Hello September and Happy Friday!
Just in case you didn’t know, I have a fairly short attention span! So to keep my focus and be entertained, things need to be interesting and unique. When it comes to museums (I know sounds boring already but stay with me folks) I have a few I enjoy, but some I just wander around like I’m lost (which is frequent). Here in Washington DC, the most known places always consist of long lines, huge crowds and lots of tourists. I thought I had visited all the museums until recently. The boyfriend and I have visited a few places that I didn’t know were here or even existed. DC has many things to offer and plenty of things to do. So we have made it our goal to find those interesting places here in our own city.
Let me tell you about my first favorite gem, the Anderson House- The Society of the Cincinnati, also known as Larz Anderson House. This is located in Embassy Row in the DuPont Circle neighborhood. I have passed by this house so many times and never knew what it was.

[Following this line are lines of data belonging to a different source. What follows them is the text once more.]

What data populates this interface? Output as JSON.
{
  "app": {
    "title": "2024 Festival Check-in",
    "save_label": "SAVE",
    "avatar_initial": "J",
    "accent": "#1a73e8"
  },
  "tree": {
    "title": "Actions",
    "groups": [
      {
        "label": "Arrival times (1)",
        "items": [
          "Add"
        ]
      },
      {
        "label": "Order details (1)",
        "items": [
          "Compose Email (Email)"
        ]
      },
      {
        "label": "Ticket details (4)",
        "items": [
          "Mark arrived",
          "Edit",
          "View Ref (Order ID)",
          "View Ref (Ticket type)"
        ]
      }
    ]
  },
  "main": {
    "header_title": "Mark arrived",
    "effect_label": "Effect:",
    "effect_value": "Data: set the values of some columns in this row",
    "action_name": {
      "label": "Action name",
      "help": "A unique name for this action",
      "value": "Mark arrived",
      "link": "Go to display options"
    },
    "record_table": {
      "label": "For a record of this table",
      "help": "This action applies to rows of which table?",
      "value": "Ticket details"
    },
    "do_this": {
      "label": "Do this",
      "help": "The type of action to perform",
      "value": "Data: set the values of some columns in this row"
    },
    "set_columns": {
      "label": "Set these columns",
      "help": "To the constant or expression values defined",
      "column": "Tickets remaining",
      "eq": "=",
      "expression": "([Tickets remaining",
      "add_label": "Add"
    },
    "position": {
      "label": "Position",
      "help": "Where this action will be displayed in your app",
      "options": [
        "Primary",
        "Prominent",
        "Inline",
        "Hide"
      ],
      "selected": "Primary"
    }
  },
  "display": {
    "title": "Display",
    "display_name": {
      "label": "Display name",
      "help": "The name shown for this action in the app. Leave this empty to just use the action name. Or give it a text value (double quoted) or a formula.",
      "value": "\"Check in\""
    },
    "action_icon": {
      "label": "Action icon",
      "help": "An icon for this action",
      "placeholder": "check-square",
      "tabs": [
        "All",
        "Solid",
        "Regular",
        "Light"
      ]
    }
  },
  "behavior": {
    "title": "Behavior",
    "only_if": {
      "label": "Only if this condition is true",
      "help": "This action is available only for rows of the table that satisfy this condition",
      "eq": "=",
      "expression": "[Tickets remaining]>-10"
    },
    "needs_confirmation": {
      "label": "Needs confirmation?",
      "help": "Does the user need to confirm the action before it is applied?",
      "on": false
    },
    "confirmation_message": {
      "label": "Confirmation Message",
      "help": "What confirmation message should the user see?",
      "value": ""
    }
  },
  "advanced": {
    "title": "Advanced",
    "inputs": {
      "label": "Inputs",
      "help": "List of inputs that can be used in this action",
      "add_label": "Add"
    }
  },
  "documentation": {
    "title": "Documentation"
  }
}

The Anderson House is a beautiful 10,000 sq ft, fifty-room Beaux Arts mansion built between 1902 and 1905 at a cost of nearly $750,000, mansion included a walled garden, tennis court, and three-story carriage house and stable. The mansion was outfitted with the latest conveniences, including electricity, central heating, telephones and two elevators. It was a winter home to Larz Anderson, an American diplomat, and wife Isabel Weld Perkins, an author and American Red Cross Volunteer; in order to entertain American and foreign dignitaries and the capital city’s high society. Among guests who attended these posh events in the grand ballroom were Presidents Howard Taft and Calvin Coolidge, General John Pershing, Henry DuPont and members of the Vanderbilt family. For 32 years, Larz and Isabel Anderson were among the most popular hosts in the capital.
When Ambassador Anderson died in 1937, his widow donated the Anderson House and much of its original furnishings to the Society of the Cincinnati, of which Larz had been a devoted member for more than 40 years. Anderson House has been the headquarters of the Society of the Cincinnati since 1938 and was opened to the public as a museum in 1939. The library of the Society is housed here, and it serves as important historic collection of letters, manuscripts, media and publications from the Revolutionary period. Anderson House has been designated a National Historic Landmark and is listed on the National Register of Historic Places.
The best part of this hidden gem… The docents (fancy word for tour guide) are outstanding and the tours are FREE. Donations are also appreciated.